The 2020 Census is now hiring! You can be a Census Taker and earn $14.00 per hour, with paid training and mileage reimbursement. Jobs begin in August 2019, and are flexible with your schedule. The first phase, starting in August, will involve updating addresses and maps in local neighborhoods. Minimum requirements are to be 18 years of age, with transportation.
The Census takes place in our country every 10 years. Accurate data help determine the number of seats each state has in the House of Representatives. It also helps determine the allocation of funds, for local roads, schools, and hospitals. Learn more and apply at: www.2020census.gov/jobs
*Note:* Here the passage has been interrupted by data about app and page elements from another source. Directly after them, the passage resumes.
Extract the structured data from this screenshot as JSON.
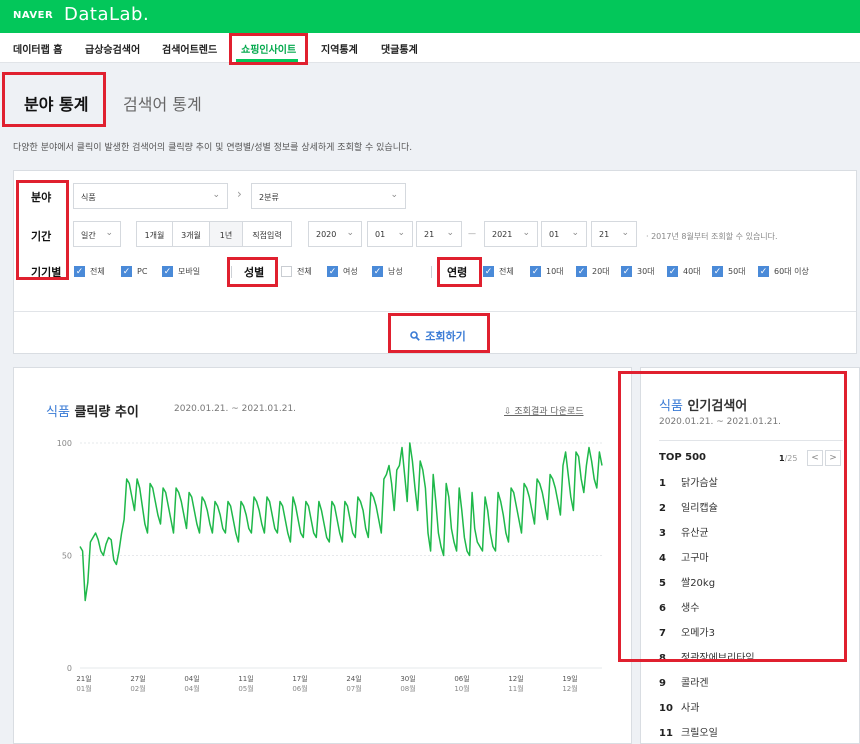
{
  "brand": {
    "naver": "NAVER",
    "datalab": "DataLab."
  },
  "gnb": [
    "데이터랩 홈",
    "급상승검색어",
    "검색어트렌드",
    "쇼핑인사이트",
    "지역통계",
    "댓글통계"
  ],
  "subtabs": {
    "field": "분야 통계",
    "keyword": "검색어 통계"
  },
  "description": "다양한 분야에서 클릭이 발생한 검색어의 클릭량 추이 및 연령별/성별 정보를 상세하게 조회할 수 있습니다.",
  "filters": {
    "field_label": "분야",
    "category1": "식품",
    "category2": "2분류",
    "period_label": "기간",
    "period_unit": "일간",
    "period_buttons": [
      "1개월",
      "3개월",
      "1년",
      "직접입력"
    ],
    "start": {
      "year": "2020",
      "month": "01",
      "day": "21"
    },
    "range_sep": "—",
    "end": {
      "year": "2021",
      "month": "01",
      "day": "21"
    },
    "period_note": "· 2017년 8월부터 조회할 수 있습니다.",
    "device_label": "기기별",
    "devices": [
      "전체",
      "PC",
      "모바일"
    ],
    "gender_label": "성별",
    "genders": [
      "전체",
      "여성",
      "남성"
    ],
    "age_label": "연령",
    "ages": [
      "전체",
      "10대",
      "20대",
      "30대",
      "40대",
      "50대",
      "60대 이상"
    ],
    "search_button": "조회하기"
  },
  "chart": {
    "category": "식품",
    "title": "클릭량 추이",
    "range": "2020.01.21. ~ 2021.01.21.",
    "download": "⇩ 조회결과 다운로드"
  },
  "chart_data": {
    "type": "line",
    "y_ticks": [
      0,
      50,
      100
    ],
    "ylim": [
      0,
      100
    ],
    "x_ticks": [
      {
        "day": "21일",
        "month": "01월"
      },
      {
        "day": "27일",
        "month": "02월"
      },
      {
        "day": "04일",
        "month": "04월"
      },
      {
        "day": "11일",
        "month": "05월"
      },
      {
        "day": "17일",
        "month": "06월"
      },
      {
        "day": "24일",
        "month": "07월"
      },
      {
        "day": "30일",
        "month": "08월"
      },
      {
        "day": "06일",
        "month": "10월"
      },
      {
        "day": "12일",
        "month": "11월"
      },
      {
        "day": "19일",
        "month": "12월"
      }
    ],
    "color": "#1fb84a",
    "series": [
      {
        "values": [
          54,
          52,
          30,
          38,
          56,
          58,
          60,
          57,
          52,
          50,
          55,
          58,
          57,
          48,
          46,
          52,
          60,
          66,
          84,
          82,
          76,
          70,
          84,
          80,
          72,
          64,
          60,
          82,
          80,
          74,
          68,
          64,
          80,
          78,
          72,
          66,
          60,
          80,
          78,
          74,
          68,
          62,
          78,
          76,
          70,
          64,
          60,
          76,
          74,
          70,
          64,
          60,
          74,
          72,
          68,
          62,
          60,
          74,
          72,
          66,
          60,
          56,
          74,
          72,
          68,
          62,
          60,
          76,
          74,
          70,
          64,
          60,
          76,
          74,
          68,
          62,
          60,
          74,
          72,
          66,
          60,
          56,
          76,
          72,
          66,
          60,
          58,
          74,
          72,
          66,
          60,
          58,
          74,
          70,
          64,
          58,
          56,
          74,
          72,
          66,
          60,
          56,
          74,
          72,
          66,
          60,
          58,
          76,
          74,
          70,
          62,
          58,
          78,
          76,
          72,
          66,
          60,
          84,
          86,
          90,
          82,
          70,
          88,
          90,
          98,
          86,
          74,
          100,
          92,
          80,
          70,
          92,
          88,
          80,
          60,
          52,
          86,
          74,
          60,
          54,
          50,
          82,
          76,
          62,
          56,
          52,
          80,
          70,
          58,
          52,
          50,
          78,
          62,
          56,
          54,
          52,
          76,
          70,
          60,
          54,
          52,
          78,
          74,
          68,
          60,
          56,
          80,
          78,
          72,
          66,
          60,
          82,
          80,
          76,
          70,
          64,
          84,
          82,
          78,
          72,
          66,
          86,
          84,
          80,
          74,
          68,
          90,
          96,
          86,
          76,
          70,
          96,
          94,
          84,
          78,
          90,
          98,
          92,
          84,
          80,
          96,
          90
        ]
      }
    ]
  },
  "ranking": {
    "category": "식품",
    "title": "인기검색어",
    "range": "2020.01.21. ~ 2021.01.21.",
    "top_label": "TOP 500",
    "page_current": "1",
    "page_total": "/25",
    "prev_icon": "<",
    "next_icon": ">",
    "items": [
      {
        "rank": "1",
        "keyword": "닭가슴살"
      },
      {
        "rank": "2",
        "keyword": "일리캡슐"
      },
      {
        "rank": "3",
        "keyword": "유산균"
      },
      {
        "rank": "4",
        "keyword": "고구마"
      },
      {
        "rank": "5",
        "keyword": "쌀20kg"
      },
      {
        "rank": "6",
        "keyword": "생수"
      },
      {
        "rank": "7",
        "keyword": "오메가3"
      },
      {
        "rank": "8",
        "keyword": "정관장에브리타임"
      },
      {
        "rank": "9",
        "keyword": "콜라겐"
      },
      {
        "rank": "10",
        "keyword": "사과"
      },
      {
        "rank": "11",
        "keyword": "크릴오일"
      }
    ]
  }
}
CodeRED Alerting Systems:
Following a thorough evaluation of alerting systems, Mason and Oceana counties have implemented CodeRED, a high-speed emergency mass notification service. Thanks to a donation from the Ludington Pumped Storage Plant, the CodeRED system will serve as the primary emergency public warning system to both citizens and visitors. The system sends telephone calls, text messages, emails and posts to social media channels to inform residents to better protect life and property. CodeRED was selected for its reliability and accuracy, as well as the system’s widespread use throughout west Michigan.
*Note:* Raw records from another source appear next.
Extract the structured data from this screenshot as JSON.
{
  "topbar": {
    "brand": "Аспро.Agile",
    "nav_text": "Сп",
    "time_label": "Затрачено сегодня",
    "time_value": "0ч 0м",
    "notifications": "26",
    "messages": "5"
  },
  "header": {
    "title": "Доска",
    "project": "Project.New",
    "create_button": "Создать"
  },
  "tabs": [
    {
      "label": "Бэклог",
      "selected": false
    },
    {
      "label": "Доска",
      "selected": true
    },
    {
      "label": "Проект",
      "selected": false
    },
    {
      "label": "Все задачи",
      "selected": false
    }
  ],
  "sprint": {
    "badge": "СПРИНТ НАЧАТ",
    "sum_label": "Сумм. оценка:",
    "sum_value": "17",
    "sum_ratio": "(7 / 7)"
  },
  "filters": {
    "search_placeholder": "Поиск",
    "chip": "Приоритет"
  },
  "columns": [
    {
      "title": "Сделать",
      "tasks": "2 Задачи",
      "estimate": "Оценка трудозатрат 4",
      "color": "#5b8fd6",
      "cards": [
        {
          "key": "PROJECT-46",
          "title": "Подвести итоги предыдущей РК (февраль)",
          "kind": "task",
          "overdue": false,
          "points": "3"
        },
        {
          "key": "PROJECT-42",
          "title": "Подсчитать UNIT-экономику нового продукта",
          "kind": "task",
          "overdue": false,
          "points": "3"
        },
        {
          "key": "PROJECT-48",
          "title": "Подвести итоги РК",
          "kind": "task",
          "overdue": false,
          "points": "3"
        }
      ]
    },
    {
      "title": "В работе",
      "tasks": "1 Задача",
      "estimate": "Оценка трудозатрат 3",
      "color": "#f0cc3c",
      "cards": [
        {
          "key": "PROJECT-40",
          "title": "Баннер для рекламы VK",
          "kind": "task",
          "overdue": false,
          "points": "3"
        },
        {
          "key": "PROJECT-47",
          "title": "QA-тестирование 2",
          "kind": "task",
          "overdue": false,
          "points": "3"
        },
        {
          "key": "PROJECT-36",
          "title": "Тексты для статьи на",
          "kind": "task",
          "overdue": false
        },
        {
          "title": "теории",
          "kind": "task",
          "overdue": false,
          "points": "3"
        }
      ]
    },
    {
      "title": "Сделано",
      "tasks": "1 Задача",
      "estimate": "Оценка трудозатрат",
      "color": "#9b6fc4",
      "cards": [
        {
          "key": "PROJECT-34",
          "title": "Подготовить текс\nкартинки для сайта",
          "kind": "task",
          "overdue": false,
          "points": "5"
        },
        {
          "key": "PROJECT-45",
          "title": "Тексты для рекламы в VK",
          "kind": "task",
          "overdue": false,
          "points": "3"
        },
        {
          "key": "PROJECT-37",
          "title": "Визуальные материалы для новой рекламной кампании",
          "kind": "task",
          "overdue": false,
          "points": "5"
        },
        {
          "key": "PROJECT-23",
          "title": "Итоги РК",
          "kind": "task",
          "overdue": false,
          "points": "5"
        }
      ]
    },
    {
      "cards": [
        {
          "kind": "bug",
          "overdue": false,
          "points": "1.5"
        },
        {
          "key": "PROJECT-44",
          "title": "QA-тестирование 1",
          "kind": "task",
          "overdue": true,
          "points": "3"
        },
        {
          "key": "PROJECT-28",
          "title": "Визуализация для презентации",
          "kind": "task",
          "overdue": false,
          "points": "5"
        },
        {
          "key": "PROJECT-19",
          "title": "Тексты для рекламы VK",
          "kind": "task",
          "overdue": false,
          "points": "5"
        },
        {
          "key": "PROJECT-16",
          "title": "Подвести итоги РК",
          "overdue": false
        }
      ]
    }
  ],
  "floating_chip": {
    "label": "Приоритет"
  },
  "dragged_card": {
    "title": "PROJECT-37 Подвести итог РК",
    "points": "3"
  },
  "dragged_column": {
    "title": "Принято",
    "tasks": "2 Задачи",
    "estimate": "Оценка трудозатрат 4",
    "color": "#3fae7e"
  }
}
CodeRED’s robust notification system will provide County officials with a reliable, easy-to-use interface to quickly deliver critical information to our citizens and visitors during emergencies.
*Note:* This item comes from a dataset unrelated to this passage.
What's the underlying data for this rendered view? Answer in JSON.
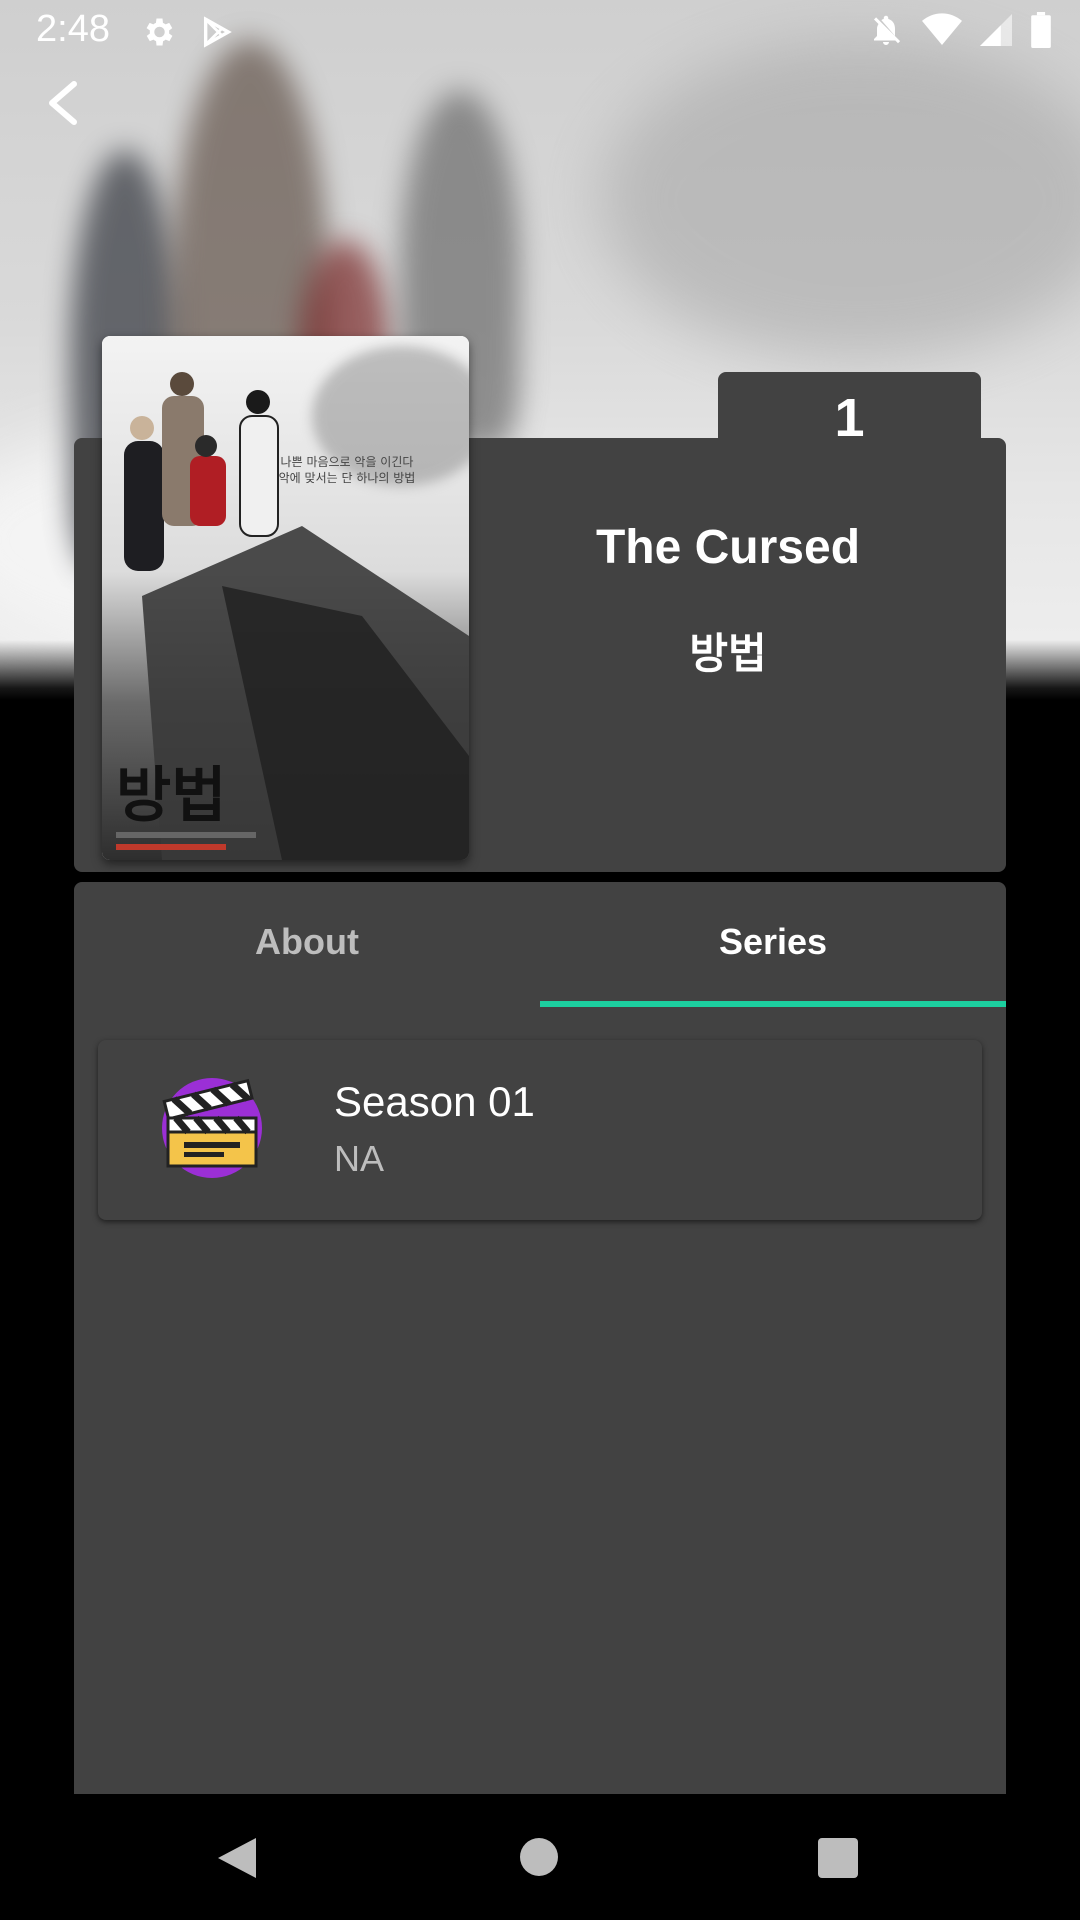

CodeRED is provided by OnSolve, LLC, based in Ormond Beach, Florida. OnSolve has provided Mason and Oceana County an initial database of residential and business telephone numbers; however, no one should assume they are automatically in the emergency contact database.
All residents are encouraged to visit the county’s emergency management web page and click on the CodeRED logo to enroll their contact information including cell phone numbers, text and email addresses.
Public safety officials across the United States have credited CodeRED notifications for successfully locating missing children, apprehending wanted criminals and issuing timely evacuations. In order to test local phone infrastructure and validate database information.
James C. Duram, P.E.M.
Oceana County Emergency Management
March 25, 2019 Michigan Department of Treasury Press Release regarding inaccurate assessment information that is circulating on social media:
The Michigan Department of Treasury is reminding Michiganders that a Principal Residence Exemption – known as a PRE – does not expire.
Inaccurate posts being shared on social media are claiming that Michigan taxpayers will experience a surge in property taxes due to their PRE expiring after 25 years. In return, the state Treasury Department and local assessors are experiencing a surge in inquiries from residents who are trying to verify this misinformation or submit unneeded paperwork.
A PRE exempts a residence from the tax levied by a local school district for school operating purposes up to 18 mills. To qualify for a PRE, a person must be a Michigan resident who owns and occupies the property as a principal residence.
For more information about property taxes, go to www.michigan.gov/propertytax.
Treasurer: M W F | 8:30 am – 2:30 pm
Assessor: M F | 9:00 am – 2:30 pm
Zoning: M T F | 9 am – 2:30 pm
Clerk: M W F | 8:30 am – 2:30 pm
Township Board Meeting
Second Tuesday of the month at 7:30 pm at the Golden Township Hall
Planning Commission Meeting
Last Tuesday of the month at 7:30 pm at the Golden Township Hall
Third Tuesday of the month at 7:30 pm at the Golden Township offices (WHEN NEEDED)
Michigan has always been a prime destination for those who love to experience all four seasons, the Great Lakes, and other gorgeous scenery. Many home buyers like to invest in second homes at their vacation spots. However, if you are not from one of Michigan’s recreational areas, you may be unfamiliar with the concept of seasonal roads.
Seasonal roads are the unpaved trails and back roads that provide access to summer homes on lakes, rivers, woods, and recreational activities. They are not your typical road beds and are often narrow, swampy, and hard to drive on with their sharp turns. Seasonal roads are not designed to handle a lot of traffic, and require slow speeds when passing through.
Michigan has a law that describes how seasonal roads are maintained by the local road commissions. Briefly, the statute reads that a seasonal road will not be maintained from the months of November through April. Furthermore, they will not be open to public traffic during this time. There are signs posted at seasonal roads informing the public of this. Sometimes the signs are lost to vandalism and other factors, which is why educating yourself on seasonal roads before making a cottage or land purchase is very important.
Any property buyer deserves to be informed of all stipulations that come with his or her investments. If you’re uncertain of a road status, contact your county road commission or consult your realtor. For the specific statute visit this link.
Golden Township’s resident, Ted McKissack, is trying to raise awareness of the invasive species – Autumn Olive. To learn more about this bush click here and here. For information from the Oceana Conservation District click here. We hope that you will do what you can to eradicate this invasive species from your property. For more information about how to eradicate Russian Olive by – Cut Stump Treatment follow this link.